Now that the Big Game is over, it's time to turn our attention briefly away from the gridiron and back to the hardwood as A Sea of Blue continues its series on the current Wildcat team. Last time we looked at Joe Crawford, and previous to that, Ramel Bradley. Today, we will look at our star-crossed big man, Jared Carter.
Back in mid-2004, Jared Carter was a big body but only a mid-major recruit, drawing interest from the likes of Western Kentucky, Jacksonville State, and Marshall. No big-time programs had Jared on their radar, a testament primarily to his undeveloped basketball skills. At Scott County, Jared got by primarily on his 7'2" frame, but in the summer of 2004, he played well enough to start hearing from a few mid-majors. Jared was a very late-blooming player.
Then, in October, bigger schools began calling as the 2004-05 season got underway. First Boston College, then Vanderbilt and Illinois began to express interest in the Scott County giant. Boston College emerged as the early leader for Carter's services. While Jared liked Western, he clearly was focused on bigger programs than the Hilltoppers. As midwinter of 2004 came along, Tennessee entered the mix and shortly thereafter, Tubby Smith began to express interest. Carter continued to improve at Scott County, averaging nearly a triple-double and causing a national stir. Carter recieved an offer from Kentucky in February, but at that point, Georgia Tech, Cincinnati, North Carolina and Kansas started contacting Jared about his services. At the time, Carter was averaging 15 points, 9 rebounds and 8 blocks at Scott County. When North Carolina offered Carter a scholarship a few days later, the heated recruiting battle for his services had officially begun.
In March, it was all over. Jared Carter verbaled to Kentucky as a member of perhaps the weakest recruiting class Kentucky had ever signed.
In 2005-06, Jared showed some promise early by being aggressive in the paint and demonstrating many of the skills he had developed in his last year at Scott County. But Jared was limited by his slow footwork and inability to defend the faster and stronger SEC centers. Carter averaged only 5 minutes per game on that team, and contributed little.
The present has largely been a nullity for Jared, basketball-wise. In October of the 2006-07 season, he dislocated his right shoulder in practice and was held out until the Wildcat's sixth game of the year. Jared appeared in three games in 2006 before re-injuring his shoulder in practice.

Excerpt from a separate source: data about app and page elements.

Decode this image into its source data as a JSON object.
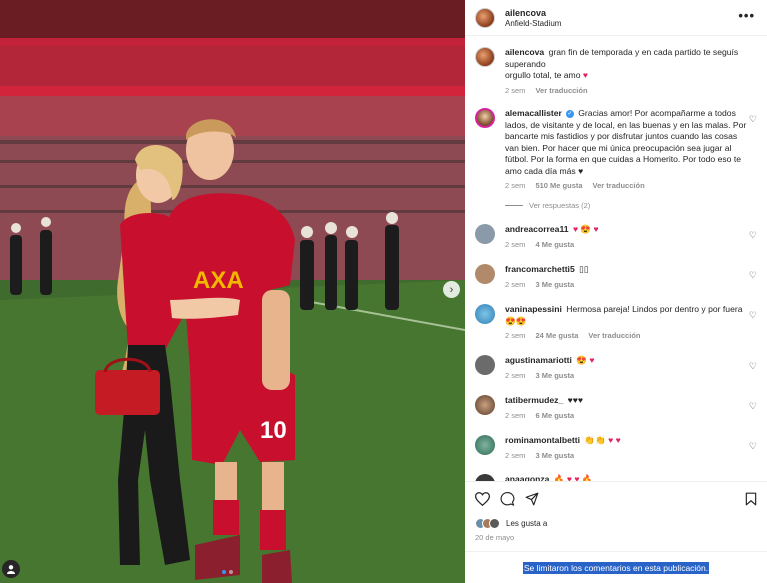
{
  "post": {
    "username": "ailencova",
    "location": "Anfield-Stadium",
    "more": "•••",
    "caption_user": "ailencova",
    "caption_line1": "gran fin de temporada y en cada partido te seguís superando",
    "caption_line2": "orgullo total, te amo",
    "caption_time": "2 sem",
    "caption_translate": "Ver traducción"
  },
  "comments": [
    {
      "user": "alemacallister",
      "verified": "✓",
      "text": "Gracias amor! Por acompañarme a todos lados, de visitante y de local, en las buenas y en las malas. Por bancarte mis fastidios y por disfrutar juntos cuando las cosas van bien. Por hacer que mi única preocupación sea jugar al fútbol. Por la forma en que cuidas a Homerito. Por todo eso te amo cada día más ♥",
      "time": "2 sem",
      "likes": "510 Me gusta",
      "translate": "Ver traducción"
    },
    {
      "user": "andreacorrea11",
      "text": "♥ 😍 ♥",
      "time": "2 sem",
      "likes": "4 Me gusta"
    },
    {
      "user": "francomarchetti5",
      "text": "▯▯",
      "time": "2 sem",
      "likes": "3 Me gusta"
    },
    {
      "user": "vaninapessini",
      "text": "Hermosa pareja! Lindos por dentro y por fuera 😍😍",
      "time": "2 sem",
      "likes": "24 Me gusta",
      "translate": "Ver traducción"
    },
    {
      "user": "agustinamariotti",
      "text": "😍 ♥",
      "time": "2 sem",
      "likes": "3 Me gusta"
    },
    {
      "user": "tatibermudez_",
      "text": "♥♥♥",
      "time": "2 sem",
      "likes": "6 Me gusta"
    },
    {
      "user": "rominamontalbetti",
      "text": "👏👏 ♥ ♥",
      "time": "2 sem",
      "likes": "3 Me gusta"
    },
    {
      "user": "anaagonza",
      "text": "🔥 ♥ ♥ 🔥",
      "time": "",
      "likes": ""
    }
  ],
  "replies_label": "Ver respuestas (2)",
  "footer": {
    "likes_text": "Les gusta a",
    "date": "20 de mayo",
    "limited": "Se limitaron los comentarios en esta publicación."
  },
  "jersey": {
    "sponsor": "AXA",
    "number": "10"
  },
  "colors": {
    "accent_blue": "#3897f0",
    "heart_red": "#e0245e",
    "kit_red": "#c8102e",
    "footer_highlight": "#2a63c8"
  },
  "icons": [
    "heart-icon",
    "comment-icon",
    "share-icon",
    "bookmark-icon",
    "more-icon",
    "chevron-right-icon",
    "user-tag-icon",
    "verified-icon"
  ]
}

Jared had reconstructive surgery on his right shoulder and sat out the rest of the year, with the intention to apply for a medical redshirt at the most advantageous time.
The injury bug simply wouldn't leave Carter alone. In June, Carter dislocated the shoulder again, forcing yet another surgery. He is currently recovering from that operation as the 2007-08 season approaches.

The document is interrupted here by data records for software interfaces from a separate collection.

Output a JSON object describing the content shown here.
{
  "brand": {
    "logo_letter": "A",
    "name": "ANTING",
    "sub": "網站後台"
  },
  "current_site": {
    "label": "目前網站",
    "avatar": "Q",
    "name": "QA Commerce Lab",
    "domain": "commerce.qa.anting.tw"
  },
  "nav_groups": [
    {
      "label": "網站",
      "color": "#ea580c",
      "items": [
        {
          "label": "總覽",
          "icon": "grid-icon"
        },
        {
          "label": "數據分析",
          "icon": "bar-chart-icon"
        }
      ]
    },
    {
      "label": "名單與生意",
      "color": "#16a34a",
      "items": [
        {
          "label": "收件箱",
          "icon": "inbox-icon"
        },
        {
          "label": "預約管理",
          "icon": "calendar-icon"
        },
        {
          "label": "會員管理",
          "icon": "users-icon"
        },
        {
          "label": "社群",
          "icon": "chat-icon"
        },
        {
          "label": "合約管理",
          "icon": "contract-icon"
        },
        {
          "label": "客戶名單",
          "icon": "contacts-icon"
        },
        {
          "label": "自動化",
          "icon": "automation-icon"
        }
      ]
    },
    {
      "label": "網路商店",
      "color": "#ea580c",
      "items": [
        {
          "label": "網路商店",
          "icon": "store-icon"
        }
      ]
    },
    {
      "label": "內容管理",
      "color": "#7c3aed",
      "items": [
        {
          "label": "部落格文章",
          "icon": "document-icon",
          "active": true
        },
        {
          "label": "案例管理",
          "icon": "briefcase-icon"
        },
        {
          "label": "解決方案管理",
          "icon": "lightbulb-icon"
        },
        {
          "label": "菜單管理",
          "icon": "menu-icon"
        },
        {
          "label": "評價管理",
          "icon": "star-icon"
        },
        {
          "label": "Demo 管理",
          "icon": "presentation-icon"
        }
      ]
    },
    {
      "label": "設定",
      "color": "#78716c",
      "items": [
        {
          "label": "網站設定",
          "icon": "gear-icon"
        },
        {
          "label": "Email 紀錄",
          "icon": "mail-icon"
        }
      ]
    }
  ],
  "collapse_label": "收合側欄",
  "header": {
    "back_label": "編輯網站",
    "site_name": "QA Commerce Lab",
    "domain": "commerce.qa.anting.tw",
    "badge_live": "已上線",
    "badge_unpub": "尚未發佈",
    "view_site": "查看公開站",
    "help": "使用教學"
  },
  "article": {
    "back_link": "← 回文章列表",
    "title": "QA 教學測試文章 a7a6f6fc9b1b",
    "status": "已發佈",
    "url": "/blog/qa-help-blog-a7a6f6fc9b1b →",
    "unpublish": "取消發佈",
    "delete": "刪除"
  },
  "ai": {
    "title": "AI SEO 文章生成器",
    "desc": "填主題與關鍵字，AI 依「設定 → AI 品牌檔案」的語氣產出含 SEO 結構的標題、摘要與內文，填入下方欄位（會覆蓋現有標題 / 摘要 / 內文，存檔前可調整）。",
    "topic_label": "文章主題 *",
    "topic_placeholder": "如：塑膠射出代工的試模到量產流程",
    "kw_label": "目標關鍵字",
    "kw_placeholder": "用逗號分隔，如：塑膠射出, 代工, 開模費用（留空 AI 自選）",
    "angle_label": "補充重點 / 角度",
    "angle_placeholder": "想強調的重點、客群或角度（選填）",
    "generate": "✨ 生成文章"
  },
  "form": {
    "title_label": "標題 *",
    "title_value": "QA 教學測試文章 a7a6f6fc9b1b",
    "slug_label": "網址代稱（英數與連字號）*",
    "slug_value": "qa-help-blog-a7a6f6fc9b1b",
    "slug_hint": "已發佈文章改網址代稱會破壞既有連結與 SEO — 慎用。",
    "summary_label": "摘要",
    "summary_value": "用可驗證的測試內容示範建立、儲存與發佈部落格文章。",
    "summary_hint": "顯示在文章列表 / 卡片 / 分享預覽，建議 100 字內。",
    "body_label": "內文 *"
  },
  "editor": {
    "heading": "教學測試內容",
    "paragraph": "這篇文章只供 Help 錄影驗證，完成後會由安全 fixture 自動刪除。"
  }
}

The future is very murky for Jared Carter. Because of the many injuries he has now suffered to his shoulder, there is concern among many in the know that he may never play significant minutes in a Wildcat uniform, and that his basketball career at Kentucky and elsewhere may be over. This would be a tragic outcome for the Scott County big man, who many believed would grow into a solid center with seasoning.
At a time when Kentucky really needs a big presence in the paint, a completely healthy Jared Carter would really help the Wildcats. Even if Carter would be expected to do little scoring, he could provide a shotblocking and rebounding presence that Kentucky could really use, and would enhance our chances for a successful season in 2007-08.
There has been little news out of UK about Carter's rehabilitation, but word on the street is that he is recovering nicely and is shooting around. He has reportedly put on some weight, now checking in at a robust 270#, although little is likely to be the type of lean muscle mass Jared needs. Still, we have to hope that Jared will completely recover and be able to compete for the Cats this year. If so, I think he will help us, although in a fairly limited fashion. With some significant playing time and hopefully injury-free, Carter may yet develop into a serviceable SEC center.
We'll have to wait, and hope.